What is expected. Pull every line from the records that has the word "title" in it.

Supplied material.
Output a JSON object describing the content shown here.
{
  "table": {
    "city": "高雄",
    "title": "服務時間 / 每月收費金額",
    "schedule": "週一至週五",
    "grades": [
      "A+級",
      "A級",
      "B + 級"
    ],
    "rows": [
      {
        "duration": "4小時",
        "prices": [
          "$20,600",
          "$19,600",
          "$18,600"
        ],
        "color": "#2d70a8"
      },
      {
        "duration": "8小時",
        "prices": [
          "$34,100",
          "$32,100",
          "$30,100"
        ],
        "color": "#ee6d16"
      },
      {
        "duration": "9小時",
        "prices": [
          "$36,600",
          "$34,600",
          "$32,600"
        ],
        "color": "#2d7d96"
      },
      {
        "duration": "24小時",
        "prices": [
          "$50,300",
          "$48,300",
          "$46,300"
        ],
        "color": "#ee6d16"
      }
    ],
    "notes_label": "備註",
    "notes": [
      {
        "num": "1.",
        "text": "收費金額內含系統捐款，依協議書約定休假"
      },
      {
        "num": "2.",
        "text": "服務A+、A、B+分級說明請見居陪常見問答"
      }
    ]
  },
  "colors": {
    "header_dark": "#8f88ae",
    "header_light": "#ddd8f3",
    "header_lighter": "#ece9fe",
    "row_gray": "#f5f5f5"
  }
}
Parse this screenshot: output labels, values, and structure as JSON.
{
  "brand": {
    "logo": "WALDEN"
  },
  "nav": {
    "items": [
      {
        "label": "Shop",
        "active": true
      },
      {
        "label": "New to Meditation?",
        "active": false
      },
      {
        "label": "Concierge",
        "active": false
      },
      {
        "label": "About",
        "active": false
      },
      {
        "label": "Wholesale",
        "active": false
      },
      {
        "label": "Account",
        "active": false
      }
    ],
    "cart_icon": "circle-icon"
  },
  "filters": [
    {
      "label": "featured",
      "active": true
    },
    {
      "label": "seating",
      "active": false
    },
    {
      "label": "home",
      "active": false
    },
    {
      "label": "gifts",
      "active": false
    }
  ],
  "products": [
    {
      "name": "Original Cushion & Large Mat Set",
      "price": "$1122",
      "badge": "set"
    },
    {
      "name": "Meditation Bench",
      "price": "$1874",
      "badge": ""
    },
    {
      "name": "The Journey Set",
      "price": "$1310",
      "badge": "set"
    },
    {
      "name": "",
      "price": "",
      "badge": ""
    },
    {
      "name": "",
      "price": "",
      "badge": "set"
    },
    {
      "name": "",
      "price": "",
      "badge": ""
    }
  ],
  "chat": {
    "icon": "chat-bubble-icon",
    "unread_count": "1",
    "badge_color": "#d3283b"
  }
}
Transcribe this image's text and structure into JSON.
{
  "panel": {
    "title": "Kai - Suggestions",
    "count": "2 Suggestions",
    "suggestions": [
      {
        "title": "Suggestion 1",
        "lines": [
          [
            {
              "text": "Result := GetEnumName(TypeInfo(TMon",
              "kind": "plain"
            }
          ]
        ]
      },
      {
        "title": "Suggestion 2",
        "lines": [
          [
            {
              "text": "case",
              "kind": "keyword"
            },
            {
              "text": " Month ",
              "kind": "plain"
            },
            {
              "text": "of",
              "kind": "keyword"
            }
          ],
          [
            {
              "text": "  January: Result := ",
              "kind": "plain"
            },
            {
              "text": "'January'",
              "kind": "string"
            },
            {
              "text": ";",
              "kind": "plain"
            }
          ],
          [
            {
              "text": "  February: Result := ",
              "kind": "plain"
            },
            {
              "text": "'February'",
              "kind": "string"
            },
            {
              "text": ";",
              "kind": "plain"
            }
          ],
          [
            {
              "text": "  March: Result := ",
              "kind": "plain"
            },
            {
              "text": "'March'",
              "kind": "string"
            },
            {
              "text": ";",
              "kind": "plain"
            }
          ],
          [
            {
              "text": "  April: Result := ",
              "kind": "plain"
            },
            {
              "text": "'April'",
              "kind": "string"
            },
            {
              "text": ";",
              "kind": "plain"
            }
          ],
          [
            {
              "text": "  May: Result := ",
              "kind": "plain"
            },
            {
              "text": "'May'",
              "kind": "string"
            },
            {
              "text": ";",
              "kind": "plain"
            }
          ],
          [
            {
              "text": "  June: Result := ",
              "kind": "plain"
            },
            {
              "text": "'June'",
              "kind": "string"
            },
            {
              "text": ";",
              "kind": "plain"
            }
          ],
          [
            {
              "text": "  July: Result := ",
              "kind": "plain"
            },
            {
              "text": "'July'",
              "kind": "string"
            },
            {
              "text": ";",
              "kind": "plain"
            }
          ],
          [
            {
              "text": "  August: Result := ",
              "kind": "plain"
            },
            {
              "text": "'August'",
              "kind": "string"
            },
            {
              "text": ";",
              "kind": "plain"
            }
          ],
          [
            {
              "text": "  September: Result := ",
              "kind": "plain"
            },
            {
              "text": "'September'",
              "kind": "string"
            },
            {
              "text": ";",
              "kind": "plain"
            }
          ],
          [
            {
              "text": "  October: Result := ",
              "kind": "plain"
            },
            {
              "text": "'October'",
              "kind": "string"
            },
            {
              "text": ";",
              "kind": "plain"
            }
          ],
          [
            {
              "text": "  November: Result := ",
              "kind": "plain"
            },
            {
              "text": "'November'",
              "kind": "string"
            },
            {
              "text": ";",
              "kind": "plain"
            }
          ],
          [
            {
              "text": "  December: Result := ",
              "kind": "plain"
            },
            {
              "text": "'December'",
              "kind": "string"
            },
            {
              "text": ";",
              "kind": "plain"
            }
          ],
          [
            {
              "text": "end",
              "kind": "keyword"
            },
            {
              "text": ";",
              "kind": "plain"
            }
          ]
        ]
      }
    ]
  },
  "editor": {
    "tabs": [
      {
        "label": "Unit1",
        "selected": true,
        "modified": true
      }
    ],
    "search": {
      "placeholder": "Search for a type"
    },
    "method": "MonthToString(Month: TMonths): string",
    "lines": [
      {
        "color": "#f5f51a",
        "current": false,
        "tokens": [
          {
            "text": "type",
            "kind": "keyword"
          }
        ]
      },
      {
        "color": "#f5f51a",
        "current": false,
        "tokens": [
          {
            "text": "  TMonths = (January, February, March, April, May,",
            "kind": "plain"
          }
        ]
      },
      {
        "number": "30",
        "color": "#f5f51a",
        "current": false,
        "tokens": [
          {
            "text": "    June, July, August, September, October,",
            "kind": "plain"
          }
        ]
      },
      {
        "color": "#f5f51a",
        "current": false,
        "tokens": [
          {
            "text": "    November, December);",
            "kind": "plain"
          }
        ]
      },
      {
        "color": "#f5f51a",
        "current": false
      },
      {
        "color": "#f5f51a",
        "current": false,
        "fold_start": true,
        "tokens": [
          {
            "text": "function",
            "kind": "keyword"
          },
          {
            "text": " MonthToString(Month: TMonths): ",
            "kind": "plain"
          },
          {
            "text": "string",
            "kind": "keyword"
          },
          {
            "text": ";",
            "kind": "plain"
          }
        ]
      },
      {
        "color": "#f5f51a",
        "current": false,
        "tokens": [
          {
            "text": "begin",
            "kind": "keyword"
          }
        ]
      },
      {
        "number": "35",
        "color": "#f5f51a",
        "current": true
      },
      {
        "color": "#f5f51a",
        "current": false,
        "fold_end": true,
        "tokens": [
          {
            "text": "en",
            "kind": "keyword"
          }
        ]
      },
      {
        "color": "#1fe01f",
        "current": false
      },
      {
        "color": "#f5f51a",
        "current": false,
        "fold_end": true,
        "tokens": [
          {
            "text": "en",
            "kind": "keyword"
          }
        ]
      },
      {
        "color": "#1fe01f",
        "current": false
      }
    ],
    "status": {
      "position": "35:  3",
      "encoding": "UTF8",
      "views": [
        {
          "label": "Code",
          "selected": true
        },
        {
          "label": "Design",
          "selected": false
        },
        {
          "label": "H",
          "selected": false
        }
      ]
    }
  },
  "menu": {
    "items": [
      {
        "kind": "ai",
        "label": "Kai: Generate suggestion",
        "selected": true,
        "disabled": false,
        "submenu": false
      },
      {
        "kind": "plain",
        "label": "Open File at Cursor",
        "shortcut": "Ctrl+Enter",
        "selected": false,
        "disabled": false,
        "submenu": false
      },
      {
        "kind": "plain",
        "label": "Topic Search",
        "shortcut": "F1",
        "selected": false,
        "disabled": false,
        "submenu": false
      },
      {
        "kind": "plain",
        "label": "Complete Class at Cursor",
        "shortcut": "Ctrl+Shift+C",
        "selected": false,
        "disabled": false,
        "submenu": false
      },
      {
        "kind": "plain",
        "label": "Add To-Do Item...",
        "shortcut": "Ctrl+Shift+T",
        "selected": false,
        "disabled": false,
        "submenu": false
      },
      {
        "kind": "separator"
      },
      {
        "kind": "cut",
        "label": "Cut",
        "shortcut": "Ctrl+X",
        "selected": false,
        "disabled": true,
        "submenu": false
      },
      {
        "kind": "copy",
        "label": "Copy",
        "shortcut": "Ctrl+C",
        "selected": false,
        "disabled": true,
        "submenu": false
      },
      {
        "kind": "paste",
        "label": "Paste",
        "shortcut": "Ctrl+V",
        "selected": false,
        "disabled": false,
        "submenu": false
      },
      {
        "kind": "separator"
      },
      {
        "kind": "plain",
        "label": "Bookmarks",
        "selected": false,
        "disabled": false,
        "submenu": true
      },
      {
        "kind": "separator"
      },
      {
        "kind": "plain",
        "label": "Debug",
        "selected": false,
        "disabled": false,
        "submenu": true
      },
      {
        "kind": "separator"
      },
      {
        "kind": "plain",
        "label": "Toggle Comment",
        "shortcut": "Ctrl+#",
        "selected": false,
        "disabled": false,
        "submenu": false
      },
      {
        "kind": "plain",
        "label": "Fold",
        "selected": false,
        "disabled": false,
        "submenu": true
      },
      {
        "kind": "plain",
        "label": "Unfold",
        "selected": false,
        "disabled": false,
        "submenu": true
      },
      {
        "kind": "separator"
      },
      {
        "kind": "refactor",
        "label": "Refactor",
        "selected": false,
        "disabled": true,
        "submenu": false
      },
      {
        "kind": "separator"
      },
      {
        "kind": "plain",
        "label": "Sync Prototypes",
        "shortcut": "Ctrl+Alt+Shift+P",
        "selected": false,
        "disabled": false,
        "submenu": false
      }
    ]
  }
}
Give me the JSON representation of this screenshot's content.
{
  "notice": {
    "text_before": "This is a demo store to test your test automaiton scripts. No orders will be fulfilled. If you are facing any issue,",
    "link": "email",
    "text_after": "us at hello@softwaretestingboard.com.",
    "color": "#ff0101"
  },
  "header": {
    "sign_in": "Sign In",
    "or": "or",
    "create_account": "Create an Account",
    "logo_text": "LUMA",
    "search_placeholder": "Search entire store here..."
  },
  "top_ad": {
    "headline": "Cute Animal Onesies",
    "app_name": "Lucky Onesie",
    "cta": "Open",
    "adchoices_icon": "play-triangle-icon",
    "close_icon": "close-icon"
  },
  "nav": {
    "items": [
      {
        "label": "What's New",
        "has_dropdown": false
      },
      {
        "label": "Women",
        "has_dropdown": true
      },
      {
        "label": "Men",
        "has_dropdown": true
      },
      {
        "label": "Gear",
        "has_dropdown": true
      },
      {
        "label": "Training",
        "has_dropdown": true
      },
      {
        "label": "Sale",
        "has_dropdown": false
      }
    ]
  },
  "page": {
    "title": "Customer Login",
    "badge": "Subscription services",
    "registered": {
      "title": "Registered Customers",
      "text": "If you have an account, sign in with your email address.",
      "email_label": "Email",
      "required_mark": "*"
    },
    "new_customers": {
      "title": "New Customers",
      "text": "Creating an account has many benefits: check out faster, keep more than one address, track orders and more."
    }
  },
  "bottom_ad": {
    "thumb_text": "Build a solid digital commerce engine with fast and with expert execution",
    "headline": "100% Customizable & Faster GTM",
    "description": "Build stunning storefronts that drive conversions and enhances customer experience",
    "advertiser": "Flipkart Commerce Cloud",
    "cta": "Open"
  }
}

Written solution.
    "title": "服務時間 / 每月收費金額",
    "title": "Kai - Suggestions",
        "title": "Suggestion 1",
        "title": "Suggestion 2",
    "title": "Customer Login",
      "title": "Registered Customers",
      "title": "New Customers",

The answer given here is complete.